02:37PM | 04/24/99
My 72-year-old house has oil/steam heat which we intend to update and keep. I have heard that it is possible to add central air with an attic-mounted (presumably electric) unit moving air through flexible ducting (run between studs) leading to ceiling registers. Anyone ever heard of this method and will it work?


10:19AM | 06/01/99

Typically, the method you are describing is for multi-zone temperature control. To complete the picture, another unit would be mounted in the basement to supply the first floor, with the unit you mentioned in the attic for the second floor. This eliminates the need for running ducting between floors (and the associated cost for keeping it all hidden) as, presumably, all first floor rooms are easily accessible from the basement, and all second floor rooms from the attic.

This design may not necessarily save you money, but it does improve the comfort level as you can control each floor’s temperature separate from the other. You probably already have that ability with your hot-water heat.

Keep I mind that you will need ample electric supply lines to take on the 30+ amps the units will each need. If your home only has 100-amp main service, you will need to consider upgrading to 200 amp or live with blown fuses or tripped circuits.

You could save money by just putting central air for the second floor for now. Since cool air drops, the first floor will cool off somewhat as well.

Good luck


07:43PM | 06/01/99
I am a heating and air contractor in Utah... we do what you are describing several times a month. The reply prior to mine pretty much covers the nuts & bolts of it. FYI the last job we did similar to yours had 12 supply air runs and we charged about $3,400

Tony D

09:08AM | 06/09/99
Is this type of air conditioning best for old houses? I am told that there is a new type that uses tubes with refrigerant that lead to small room units. These tubes are supposedly easier to install and less intrusive. Has anyone ever heard of these?


07:55PM | 06/19/99
I have, but I believe the tubes are not filled with refrigerant, but coolant. If refrigerant, the tubes would have to be a hard material, such as copper, and be insulated. Running rigid copper tubes about the home would NOT necessarily be easier than ducting, and would be almost impossible to insulate. With a coolant, the tubes used are flexible polypropylene or similar material, so they can be routed with relative ease.

I have heard of two versions of this design.

In one, an outside chiller, similar to the typical outside unit a normal home may have, chills a liquid, similar to antifreeze in a car. This liquid is brought down to a very cold temperature, where it is circulated around to inside units which are simply radiators with fans … sort of the reverse of hot water heat. I guess the individual units can be zoned the same way. Although new to residential homes, this technology has been used in grocery stores and other businesses for years.

The other design utilizes a ground water source, similar to geothermal, which is pumped inside the home where different a/c units extract the heat in the rooms and pass it into the water.

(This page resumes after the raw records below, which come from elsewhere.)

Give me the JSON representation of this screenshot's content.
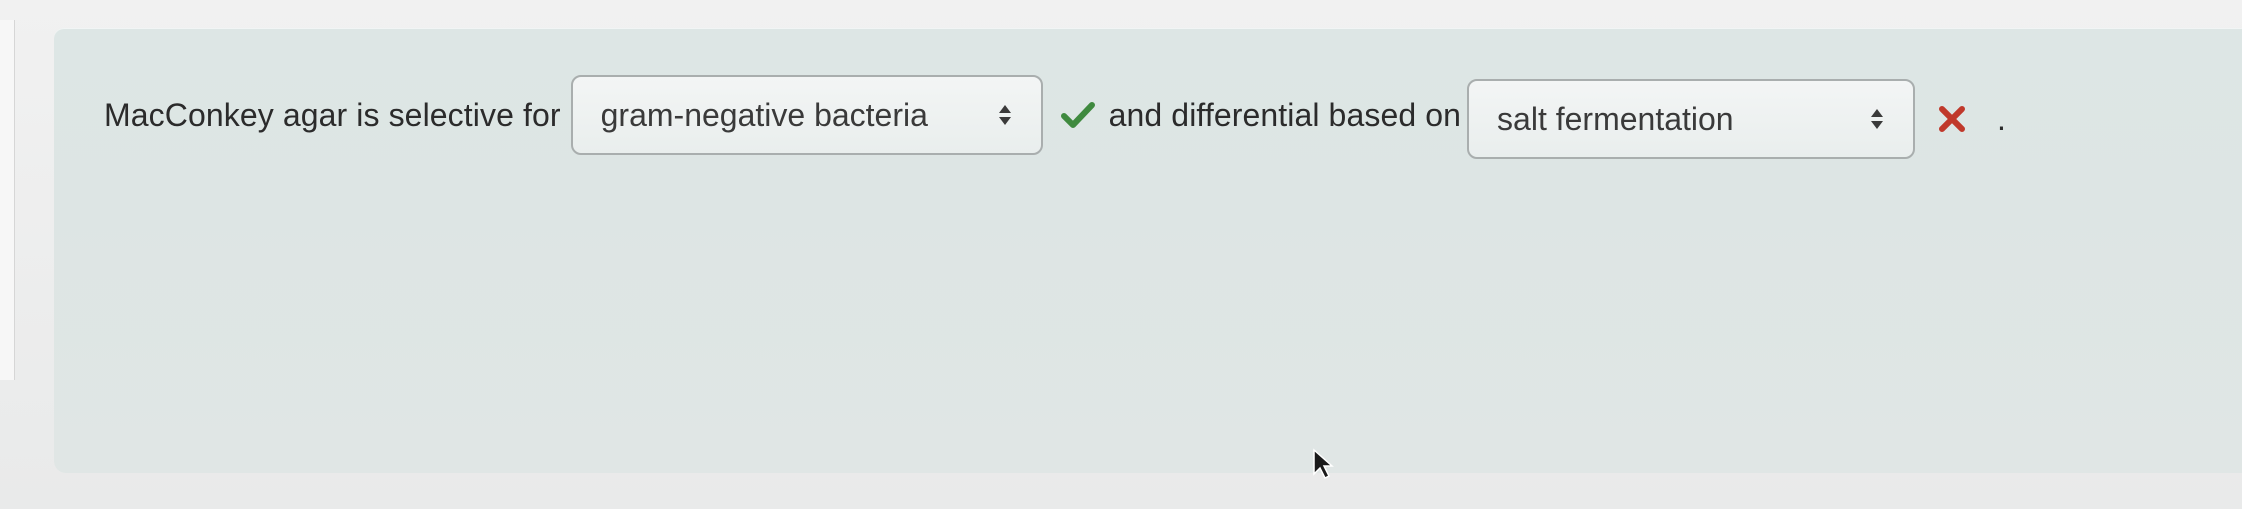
{
  "question": {
    "prefix": "MacConkey agar is selective for",
    "middle": "and differential based on",
    "suffix": "."
  },
  "blank_1": {
    "selected": "gram-negative bacteria",
    "feedback": "correct",
    "feedback_icon": "check-icon",
    "feedback_color": "#3f8a3f"
  },
  "blank_2": {
    "selected": "salt fermentation",
    "feedback": "incorrect",
    "feedback_icon": "cross-icon",
    "feedback_color": "#c0392b"
  },
  "colors": {
    "panel": "#dde6e5",
    "text": "#2b2b2b"
  }
}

Although I have never worked with either or even seen one, I would imagine, since it is new technology, that the cost would be more than more traditional systems, at least until the idea catches on and mass-production kicks in. If someone goes that way, I would like to see a posting about it. It would be very interesting.

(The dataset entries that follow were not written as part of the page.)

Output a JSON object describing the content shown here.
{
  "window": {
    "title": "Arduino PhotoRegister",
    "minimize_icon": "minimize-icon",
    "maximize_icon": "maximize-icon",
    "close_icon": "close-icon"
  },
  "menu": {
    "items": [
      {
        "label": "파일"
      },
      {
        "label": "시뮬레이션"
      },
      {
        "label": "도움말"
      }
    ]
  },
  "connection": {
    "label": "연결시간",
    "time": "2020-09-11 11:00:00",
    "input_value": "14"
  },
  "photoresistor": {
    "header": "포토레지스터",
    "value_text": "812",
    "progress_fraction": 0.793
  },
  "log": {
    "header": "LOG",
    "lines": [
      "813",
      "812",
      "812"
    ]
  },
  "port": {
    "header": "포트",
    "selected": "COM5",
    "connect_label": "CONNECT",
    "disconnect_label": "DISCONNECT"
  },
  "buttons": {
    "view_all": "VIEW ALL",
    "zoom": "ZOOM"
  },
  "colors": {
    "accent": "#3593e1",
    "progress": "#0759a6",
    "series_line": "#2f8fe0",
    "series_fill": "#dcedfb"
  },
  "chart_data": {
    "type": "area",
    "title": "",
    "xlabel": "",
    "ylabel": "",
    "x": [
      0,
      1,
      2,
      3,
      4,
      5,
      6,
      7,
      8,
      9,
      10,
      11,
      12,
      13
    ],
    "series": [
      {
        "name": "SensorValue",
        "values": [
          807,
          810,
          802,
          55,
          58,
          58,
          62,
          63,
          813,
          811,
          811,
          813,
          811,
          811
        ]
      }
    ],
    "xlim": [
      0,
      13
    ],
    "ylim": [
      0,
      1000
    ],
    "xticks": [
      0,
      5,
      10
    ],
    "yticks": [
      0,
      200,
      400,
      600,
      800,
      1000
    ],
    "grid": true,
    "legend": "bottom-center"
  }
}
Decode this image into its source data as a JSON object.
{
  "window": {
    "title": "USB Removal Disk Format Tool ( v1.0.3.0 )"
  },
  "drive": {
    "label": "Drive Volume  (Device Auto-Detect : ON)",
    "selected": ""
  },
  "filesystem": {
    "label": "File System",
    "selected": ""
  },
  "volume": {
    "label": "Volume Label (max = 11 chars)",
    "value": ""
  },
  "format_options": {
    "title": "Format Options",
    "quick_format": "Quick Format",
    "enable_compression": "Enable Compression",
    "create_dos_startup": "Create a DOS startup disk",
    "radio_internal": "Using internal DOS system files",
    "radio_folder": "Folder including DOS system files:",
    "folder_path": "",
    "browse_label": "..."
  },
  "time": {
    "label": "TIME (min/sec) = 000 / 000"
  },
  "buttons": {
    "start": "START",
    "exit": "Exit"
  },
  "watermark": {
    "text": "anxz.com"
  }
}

Post a reply as Anonymous

Photo must be in JPG, GIF or PNG format and less than 5MB.


type the code from the image


Post_new_button or Login_button

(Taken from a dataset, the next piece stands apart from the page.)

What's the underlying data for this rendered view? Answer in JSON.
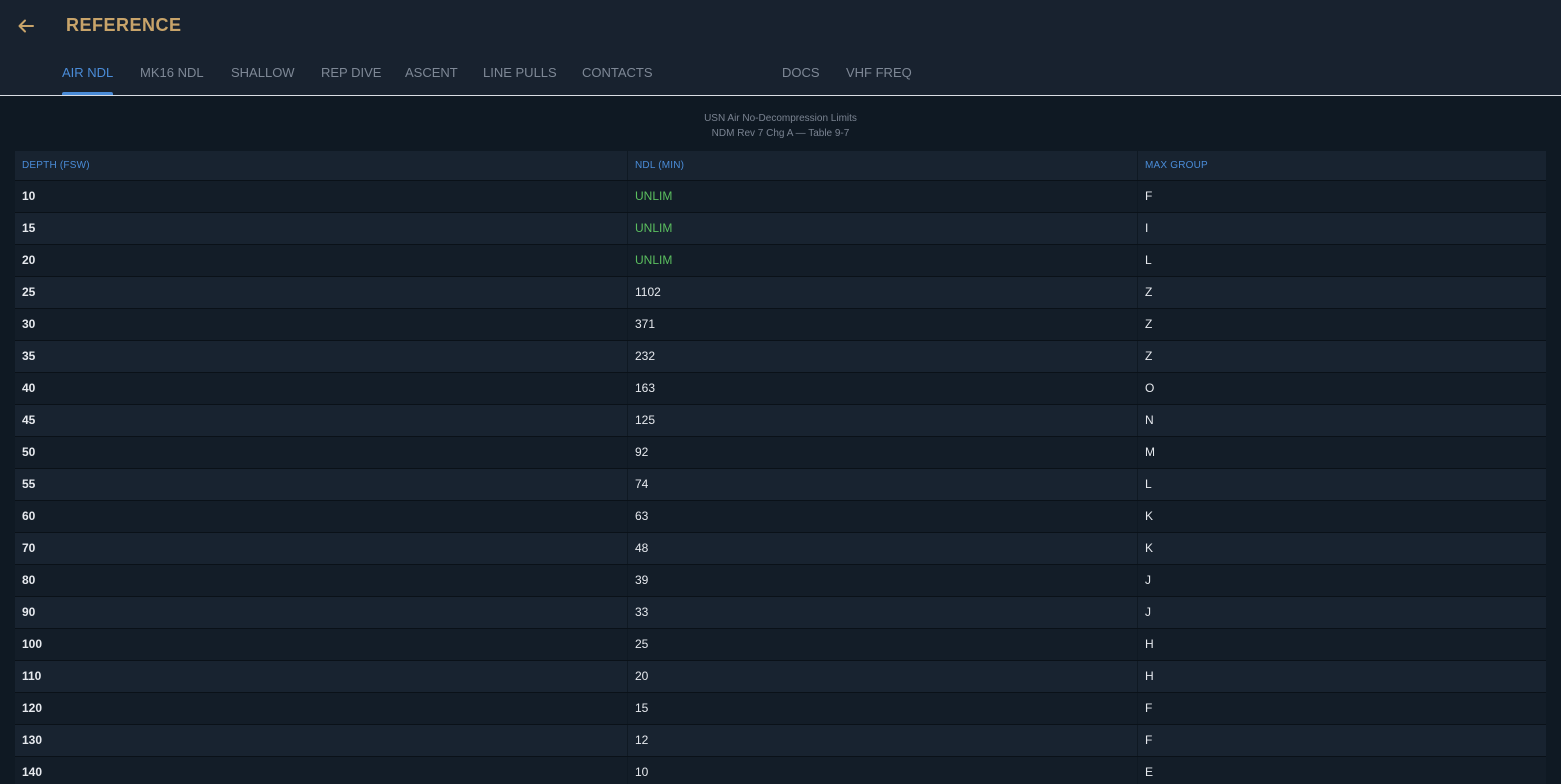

Few projects are more fun than upcycling a vintage piece in a surprising way. Outfitted with a sink and a delicately tiled... Built on a rocky island in the Drina River, near the town of Bajina Basta, Serbia, this wooden house was cobbled together ... Large steel-framed windows flood the interior of this remodeled Michigan barn with daylight. The owners hired Northworks A... Edging formed with upside-down wine bottles is a refreshing change. Cleverly and artistically involving recycled materials... A Washington State couple called on BC&J Architects to transform their 400-square-foot boathouse into a hub for family bea... Similar to the elevated utensil concept, hanging your pots and pans from a ceiling-mounted rack keeps them nearby and easy... For windows, doors, and mirrors that could use a little definition, the Naples Etched Glass Border adds a decorative flora... The thyme growing between these stepping stones adds a heady fragrance to strolls along this lush, low-maintenance garden ... Decoupage is an easy way to add any paper design to your switch plate, whether it is wallpaper, scrapbook paper, book page... Twine lanterns add pops of crafty—but sophisticated—flair to any outdoor setting. Wrap glue-soaked twine around a balloon ... When securely fastened to a tree or the ceiling of a porch, a pallet and some cushioning make the ideal place to lounge. V... Reluctant to throw away any of those unidentified keys in your junk drawer? Hang them from a few chains attached to a simp... A stripped-down model, sans screened porch, starts out at $79,000. Add the porch, a heated floor for the bath, and all the... Salvaged boards in varying widths and colors make up the dramatic accent wall in this attic space. The high-gloss white of... This garden shed has been decked out to the nines. Designer Orla Kiely created the intimate home for a flower trade show, ...
Newsletter_icon Google_plus Facebook Twitter Pinterest Youtube Rss_icon